*** Opening of Material provided ***
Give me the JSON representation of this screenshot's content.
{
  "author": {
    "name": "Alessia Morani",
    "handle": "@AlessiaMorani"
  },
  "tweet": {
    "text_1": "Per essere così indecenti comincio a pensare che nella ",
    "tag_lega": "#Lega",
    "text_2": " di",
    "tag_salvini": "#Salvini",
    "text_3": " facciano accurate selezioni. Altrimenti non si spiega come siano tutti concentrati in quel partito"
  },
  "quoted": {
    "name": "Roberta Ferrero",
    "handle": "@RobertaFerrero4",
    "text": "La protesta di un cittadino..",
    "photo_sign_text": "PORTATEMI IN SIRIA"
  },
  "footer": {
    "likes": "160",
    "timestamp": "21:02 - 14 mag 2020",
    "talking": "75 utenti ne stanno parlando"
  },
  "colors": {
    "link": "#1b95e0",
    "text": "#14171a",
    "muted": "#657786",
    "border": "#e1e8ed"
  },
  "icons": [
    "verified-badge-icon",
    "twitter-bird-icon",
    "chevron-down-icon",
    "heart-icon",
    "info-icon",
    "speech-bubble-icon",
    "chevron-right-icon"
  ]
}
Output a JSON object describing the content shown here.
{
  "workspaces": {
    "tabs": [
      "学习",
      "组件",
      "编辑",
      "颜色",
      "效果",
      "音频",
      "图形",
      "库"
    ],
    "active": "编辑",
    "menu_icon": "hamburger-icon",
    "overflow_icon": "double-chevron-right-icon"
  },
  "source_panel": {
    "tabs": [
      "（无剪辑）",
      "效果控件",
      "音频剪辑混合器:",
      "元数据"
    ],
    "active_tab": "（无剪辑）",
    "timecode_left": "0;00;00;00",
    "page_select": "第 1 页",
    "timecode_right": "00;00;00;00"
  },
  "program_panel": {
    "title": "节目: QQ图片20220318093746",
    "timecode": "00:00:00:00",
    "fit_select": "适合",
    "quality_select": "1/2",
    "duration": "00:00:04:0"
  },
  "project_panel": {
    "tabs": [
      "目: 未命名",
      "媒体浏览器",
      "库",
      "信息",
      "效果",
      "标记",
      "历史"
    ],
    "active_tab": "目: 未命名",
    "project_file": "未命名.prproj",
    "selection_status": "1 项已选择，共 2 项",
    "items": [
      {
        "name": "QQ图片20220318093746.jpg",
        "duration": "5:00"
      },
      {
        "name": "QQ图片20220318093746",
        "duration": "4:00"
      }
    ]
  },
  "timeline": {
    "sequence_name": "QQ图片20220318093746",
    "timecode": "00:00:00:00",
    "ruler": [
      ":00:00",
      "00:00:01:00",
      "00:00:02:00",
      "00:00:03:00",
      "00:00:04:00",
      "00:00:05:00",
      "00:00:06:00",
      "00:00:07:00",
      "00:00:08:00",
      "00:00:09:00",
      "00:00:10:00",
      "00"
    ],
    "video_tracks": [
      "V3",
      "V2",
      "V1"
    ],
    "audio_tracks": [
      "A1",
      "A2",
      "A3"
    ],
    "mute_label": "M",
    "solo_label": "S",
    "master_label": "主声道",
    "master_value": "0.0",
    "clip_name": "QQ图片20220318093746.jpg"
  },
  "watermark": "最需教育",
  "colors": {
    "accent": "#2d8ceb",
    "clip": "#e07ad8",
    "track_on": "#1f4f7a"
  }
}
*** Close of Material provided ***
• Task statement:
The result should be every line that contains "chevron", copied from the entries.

• Task answer:
    "chevron-down-icon",
    "chevron-right-icon"
    "overflow_icon": "double-chevron-right-icon"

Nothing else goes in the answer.